Instructions to follow: The expected response is a copy of every line in the entries below that includes the word "Enter".

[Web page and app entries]

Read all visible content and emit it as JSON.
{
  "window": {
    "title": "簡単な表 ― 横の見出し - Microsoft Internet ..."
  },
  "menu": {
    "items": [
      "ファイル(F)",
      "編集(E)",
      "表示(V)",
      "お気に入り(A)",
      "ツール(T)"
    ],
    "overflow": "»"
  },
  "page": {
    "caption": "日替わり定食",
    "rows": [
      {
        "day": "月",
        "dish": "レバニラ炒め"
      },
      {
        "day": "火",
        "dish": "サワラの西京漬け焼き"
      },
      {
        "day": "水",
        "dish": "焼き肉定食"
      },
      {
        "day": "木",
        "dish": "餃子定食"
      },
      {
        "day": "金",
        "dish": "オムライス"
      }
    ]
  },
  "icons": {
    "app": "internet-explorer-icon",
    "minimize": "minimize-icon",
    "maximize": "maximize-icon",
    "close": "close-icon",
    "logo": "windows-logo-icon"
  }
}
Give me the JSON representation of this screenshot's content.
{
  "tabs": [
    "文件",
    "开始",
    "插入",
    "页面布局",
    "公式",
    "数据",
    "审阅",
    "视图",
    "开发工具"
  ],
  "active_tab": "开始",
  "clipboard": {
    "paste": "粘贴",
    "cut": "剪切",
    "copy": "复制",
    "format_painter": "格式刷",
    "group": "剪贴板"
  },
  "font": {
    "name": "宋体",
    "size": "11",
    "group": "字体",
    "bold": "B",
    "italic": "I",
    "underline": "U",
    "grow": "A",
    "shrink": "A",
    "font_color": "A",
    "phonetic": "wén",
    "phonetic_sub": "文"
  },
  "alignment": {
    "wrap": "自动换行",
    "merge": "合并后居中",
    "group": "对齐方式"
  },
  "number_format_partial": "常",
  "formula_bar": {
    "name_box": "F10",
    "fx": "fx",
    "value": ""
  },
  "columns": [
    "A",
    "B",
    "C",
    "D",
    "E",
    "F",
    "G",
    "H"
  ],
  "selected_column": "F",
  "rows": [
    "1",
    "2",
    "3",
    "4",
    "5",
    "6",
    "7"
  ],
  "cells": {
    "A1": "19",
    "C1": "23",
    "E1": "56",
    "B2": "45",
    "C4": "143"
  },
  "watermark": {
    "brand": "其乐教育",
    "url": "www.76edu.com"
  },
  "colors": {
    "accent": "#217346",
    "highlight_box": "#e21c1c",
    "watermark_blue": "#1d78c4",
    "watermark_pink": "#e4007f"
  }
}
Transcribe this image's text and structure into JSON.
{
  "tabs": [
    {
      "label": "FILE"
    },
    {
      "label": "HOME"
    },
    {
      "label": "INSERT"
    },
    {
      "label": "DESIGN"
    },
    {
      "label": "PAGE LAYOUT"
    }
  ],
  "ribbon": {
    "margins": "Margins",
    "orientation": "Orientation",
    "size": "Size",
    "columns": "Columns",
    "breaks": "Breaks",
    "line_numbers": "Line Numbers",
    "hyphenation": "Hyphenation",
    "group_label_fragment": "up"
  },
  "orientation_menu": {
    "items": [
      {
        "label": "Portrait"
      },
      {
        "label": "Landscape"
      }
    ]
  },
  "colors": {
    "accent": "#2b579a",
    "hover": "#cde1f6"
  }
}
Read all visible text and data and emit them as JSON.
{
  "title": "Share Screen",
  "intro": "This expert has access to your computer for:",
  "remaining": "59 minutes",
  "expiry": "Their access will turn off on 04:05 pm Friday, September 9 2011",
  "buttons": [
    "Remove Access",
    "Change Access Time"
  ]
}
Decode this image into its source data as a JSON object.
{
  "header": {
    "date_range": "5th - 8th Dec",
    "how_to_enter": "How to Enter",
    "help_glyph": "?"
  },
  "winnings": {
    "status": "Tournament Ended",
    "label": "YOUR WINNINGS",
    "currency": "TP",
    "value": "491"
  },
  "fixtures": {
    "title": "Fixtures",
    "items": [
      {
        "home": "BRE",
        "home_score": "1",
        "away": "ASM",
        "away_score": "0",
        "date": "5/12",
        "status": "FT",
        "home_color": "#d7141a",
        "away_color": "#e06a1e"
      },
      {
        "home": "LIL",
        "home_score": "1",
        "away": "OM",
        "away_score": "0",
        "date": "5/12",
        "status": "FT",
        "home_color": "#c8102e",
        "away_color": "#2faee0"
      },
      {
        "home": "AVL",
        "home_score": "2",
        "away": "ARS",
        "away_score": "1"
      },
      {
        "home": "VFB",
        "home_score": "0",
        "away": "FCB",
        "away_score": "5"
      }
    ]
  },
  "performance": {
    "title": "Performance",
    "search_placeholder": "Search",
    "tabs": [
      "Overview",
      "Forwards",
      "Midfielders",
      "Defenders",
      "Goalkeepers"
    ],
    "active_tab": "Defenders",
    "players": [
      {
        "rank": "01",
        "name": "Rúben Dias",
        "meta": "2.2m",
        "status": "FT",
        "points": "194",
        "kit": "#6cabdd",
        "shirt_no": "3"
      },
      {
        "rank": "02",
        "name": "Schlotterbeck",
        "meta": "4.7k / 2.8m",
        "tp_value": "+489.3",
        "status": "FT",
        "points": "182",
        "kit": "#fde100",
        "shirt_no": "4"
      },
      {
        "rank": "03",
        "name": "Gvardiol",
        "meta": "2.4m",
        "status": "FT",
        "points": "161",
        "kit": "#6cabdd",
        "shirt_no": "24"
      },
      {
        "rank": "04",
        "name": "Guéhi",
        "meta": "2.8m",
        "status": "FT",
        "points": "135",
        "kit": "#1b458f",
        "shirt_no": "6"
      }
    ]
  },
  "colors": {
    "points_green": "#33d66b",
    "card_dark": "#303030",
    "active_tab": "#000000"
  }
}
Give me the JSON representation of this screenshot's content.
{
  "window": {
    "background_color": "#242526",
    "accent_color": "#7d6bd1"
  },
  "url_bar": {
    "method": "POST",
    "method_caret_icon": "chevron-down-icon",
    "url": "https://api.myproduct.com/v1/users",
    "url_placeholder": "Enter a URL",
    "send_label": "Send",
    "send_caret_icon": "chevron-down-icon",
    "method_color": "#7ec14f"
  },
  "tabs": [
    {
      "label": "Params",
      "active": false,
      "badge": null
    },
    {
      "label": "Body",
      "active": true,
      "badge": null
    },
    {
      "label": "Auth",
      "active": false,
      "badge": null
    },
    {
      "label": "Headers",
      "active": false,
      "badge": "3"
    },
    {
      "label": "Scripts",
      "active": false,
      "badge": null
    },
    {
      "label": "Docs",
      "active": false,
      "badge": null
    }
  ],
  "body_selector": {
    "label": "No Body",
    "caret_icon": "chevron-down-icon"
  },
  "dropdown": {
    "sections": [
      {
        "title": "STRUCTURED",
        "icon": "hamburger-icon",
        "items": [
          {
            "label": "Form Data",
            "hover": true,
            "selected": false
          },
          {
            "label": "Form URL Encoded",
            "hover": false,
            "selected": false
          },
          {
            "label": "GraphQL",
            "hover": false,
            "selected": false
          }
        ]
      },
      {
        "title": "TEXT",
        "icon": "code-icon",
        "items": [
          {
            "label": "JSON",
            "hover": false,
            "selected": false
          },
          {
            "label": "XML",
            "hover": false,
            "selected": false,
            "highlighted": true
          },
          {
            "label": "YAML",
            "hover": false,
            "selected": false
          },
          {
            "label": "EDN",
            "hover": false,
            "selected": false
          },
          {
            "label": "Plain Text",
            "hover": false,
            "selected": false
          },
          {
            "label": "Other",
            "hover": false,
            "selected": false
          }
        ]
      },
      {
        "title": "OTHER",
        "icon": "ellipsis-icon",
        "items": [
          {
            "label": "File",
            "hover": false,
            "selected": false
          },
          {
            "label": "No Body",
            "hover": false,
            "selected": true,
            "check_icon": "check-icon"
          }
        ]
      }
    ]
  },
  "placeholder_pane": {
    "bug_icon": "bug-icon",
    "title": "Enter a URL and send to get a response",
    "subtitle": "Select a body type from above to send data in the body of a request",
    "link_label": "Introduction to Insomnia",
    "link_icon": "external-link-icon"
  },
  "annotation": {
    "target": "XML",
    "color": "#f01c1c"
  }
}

Exercise response:
    "how_to_enter": "How to Enter",
    "url_placeholder": "Enter a URL",
    "title": "Enter a URL and send to get a response",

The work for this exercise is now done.